After all my previous musing about finding audiences and how to appeal to them, I decided I'd start a series of posts where I look at the whole technology, so to speak, of finding and keeping an audience with a given work.
Every piece of work finds and keeps a different readership. It's not always possible to know, in advance, what kind of audience you get — although you can make educated guesses based on what the readership is for previous work in a similar vein. This is where the concept of the target market (I know, yecch) comes from, for good or bad, and I suspect I'm going to be invoking it at least as much as I end up deconstructing it and tunneling under it during these discussions.
Talk to Hollywood marketing folks and they eventually mention another word that makes creative people crawl under the table: demographics. Specifically, they talk about "quadrants": male, female, over-25, under-25. The way they see it, a movie that can hit all four of those quadrants is a guaranteed financial success. If something only appeals to one or two of those, it's limited at best. If the film's not a clear sell to any of those demographics — or if they don't think it is — it gets pushed into the swamp and laughed about some years later in "X Biggest Bombs" lists on io9 or FilmJerk.
I thought about how a story in general can be considered to have quadrants of its own — not in terms of demographics it's meant to reach, but in terms of what it provides to the reader. Here's the split I came up with:
- Entertainment. The reader should have a good time actually reading the book. This could be in a very brainy, rarefied way (Thomas Pynchon is one kind of fun), or in a straight-up mainstream way (John Grisham is another kind of fun), or in a totally maverick way (Daniel M. Pinkwater, long may you run).
- Information. Whenever possible the reader should leave the book knowing something a little more than when they went in. This is technical or worldly knowledge, research.
- Wisdom/insight. The author should find some grain of truth about human behavior and communicate it. If that grain of truth seems superficial (the idea that good and bad is in all of us) then the author should do their best to dig a little deeper (it is easy to believe we are not responsible for the provisions of good and bad that we all carry, but such thinking is a temptation to be fought).
- Empathy/affection.

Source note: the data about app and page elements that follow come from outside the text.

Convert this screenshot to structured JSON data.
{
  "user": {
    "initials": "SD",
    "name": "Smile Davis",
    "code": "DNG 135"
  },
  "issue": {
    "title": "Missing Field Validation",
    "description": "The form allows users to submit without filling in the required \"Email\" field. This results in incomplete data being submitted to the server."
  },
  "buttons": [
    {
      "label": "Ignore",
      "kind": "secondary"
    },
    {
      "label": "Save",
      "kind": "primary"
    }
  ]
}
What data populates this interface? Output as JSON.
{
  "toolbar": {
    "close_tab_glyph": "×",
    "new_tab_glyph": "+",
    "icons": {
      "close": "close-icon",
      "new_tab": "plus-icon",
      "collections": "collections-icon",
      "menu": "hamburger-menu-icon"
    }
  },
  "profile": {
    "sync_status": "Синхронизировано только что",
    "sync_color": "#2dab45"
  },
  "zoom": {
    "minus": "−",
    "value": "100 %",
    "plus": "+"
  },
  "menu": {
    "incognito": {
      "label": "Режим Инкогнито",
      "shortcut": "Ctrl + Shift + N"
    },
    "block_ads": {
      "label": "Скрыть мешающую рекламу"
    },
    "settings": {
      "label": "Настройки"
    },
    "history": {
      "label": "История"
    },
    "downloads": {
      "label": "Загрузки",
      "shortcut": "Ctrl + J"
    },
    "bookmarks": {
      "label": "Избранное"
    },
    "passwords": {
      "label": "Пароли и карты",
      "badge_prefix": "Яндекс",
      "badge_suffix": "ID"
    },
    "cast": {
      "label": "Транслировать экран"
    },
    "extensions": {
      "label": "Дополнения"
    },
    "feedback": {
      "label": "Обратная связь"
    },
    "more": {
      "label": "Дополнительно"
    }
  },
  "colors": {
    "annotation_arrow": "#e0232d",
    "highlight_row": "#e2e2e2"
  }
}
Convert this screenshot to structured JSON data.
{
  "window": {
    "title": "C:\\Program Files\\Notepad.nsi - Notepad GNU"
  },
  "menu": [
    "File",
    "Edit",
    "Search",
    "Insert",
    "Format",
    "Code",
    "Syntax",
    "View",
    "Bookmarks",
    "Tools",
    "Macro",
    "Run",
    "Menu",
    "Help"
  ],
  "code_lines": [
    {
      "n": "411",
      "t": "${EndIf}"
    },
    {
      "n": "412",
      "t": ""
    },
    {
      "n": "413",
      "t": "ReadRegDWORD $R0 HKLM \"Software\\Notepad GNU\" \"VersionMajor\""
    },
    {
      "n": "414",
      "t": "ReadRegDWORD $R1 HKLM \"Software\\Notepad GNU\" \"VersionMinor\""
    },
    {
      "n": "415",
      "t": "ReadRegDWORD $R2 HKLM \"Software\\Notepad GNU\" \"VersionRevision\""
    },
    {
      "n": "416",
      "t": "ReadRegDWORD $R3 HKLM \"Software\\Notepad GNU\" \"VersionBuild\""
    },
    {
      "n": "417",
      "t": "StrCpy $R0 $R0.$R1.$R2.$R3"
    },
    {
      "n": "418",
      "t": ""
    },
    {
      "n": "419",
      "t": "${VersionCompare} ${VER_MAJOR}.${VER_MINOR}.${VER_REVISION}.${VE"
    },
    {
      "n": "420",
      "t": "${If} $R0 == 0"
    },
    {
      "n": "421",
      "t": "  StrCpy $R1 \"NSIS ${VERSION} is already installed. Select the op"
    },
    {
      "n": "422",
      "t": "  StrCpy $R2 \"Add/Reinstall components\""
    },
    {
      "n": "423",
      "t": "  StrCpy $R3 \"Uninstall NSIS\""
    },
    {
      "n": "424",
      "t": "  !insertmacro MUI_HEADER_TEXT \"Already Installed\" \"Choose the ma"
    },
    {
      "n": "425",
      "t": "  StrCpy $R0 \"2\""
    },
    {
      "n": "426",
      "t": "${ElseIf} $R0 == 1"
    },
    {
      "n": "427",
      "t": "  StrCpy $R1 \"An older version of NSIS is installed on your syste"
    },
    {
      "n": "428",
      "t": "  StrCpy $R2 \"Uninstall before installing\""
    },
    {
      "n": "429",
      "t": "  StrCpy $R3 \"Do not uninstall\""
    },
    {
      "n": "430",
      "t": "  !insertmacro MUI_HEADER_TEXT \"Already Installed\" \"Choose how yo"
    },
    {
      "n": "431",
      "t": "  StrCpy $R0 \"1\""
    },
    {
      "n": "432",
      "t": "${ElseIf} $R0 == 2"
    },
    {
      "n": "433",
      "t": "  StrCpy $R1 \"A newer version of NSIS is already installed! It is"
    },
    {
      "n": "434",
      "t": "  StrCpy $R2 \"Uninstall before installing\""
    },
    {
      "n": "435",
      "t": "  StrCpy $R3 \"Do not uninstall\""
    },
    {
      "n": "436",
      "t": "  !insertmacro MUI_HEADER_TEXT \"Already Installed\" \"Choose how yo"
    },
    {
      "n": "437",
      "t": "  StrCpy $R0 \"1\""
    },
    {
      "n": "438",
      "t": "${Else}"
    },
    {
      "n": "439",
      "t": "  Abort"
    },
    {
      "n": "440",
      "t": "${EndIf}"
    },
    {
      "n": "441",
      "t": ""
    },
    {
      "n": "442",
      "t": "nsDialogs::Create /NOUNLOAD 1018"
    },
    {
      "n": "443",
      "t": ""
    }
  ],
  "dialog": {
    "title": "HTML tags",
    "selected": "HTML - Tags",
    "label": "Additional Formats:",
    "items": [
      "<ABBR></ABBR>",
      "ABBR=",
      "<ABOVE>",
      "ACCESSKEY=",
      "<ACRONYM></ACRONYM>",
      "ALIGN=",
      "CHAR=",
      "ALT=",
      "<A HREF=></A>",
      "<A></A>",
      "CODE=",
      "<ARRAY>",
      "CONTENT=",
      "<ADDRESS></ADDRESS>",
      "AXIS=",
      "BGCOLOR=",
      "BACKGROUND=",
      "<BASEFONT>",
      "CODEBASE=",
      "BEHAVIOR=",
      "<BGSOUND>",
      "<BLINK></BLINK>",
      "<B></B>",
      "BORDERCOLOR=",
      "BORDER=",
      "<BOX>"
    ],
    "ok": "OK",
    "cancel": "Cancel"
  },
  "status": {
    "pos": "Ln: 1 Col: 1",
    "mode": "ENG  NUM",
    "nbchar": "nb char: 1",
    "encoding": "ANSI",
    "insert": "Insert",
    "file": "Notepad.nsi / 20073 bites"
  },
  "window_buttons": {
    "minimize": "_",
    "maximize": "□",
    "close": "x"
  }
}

The author should find some way to make the reader care about what goes on, especially through the people it all happens to. The variety of emotion can vary: we can admire these people despite their behavior, because we're curious about what they do next (villains are good for this); we can root for them; we can simply want to feel that we'd like to spend time with them in the real world. This last is a rule of thumb I've seen elsewhere, via the Gene Siskel Test for films: Given a particular film, is it as interesting as a documentary about the cast and crew of said film sitting around having lunch?
I noticed after typing this that each one of these elements requires slightly more explanation than the previous one. No accident, I suspect: the further you go into the list, the more heavy lifting is needed on the part of the author. It's easier to entertain than it is to inform, and it's easier to do both of those things than to either impart what you've learned or make us care about someone.
Small wonder, when I hear one of the hardest kinds of books to write is works for children. There, you can't not afford to engender empathy and affection for your characters; it only looks easy from the outside.
This formula is still very much under wraps, and I don't expect it to be any kind of absolute. Consider it a draft guide for my thoughts as they continue to evolve on this subject.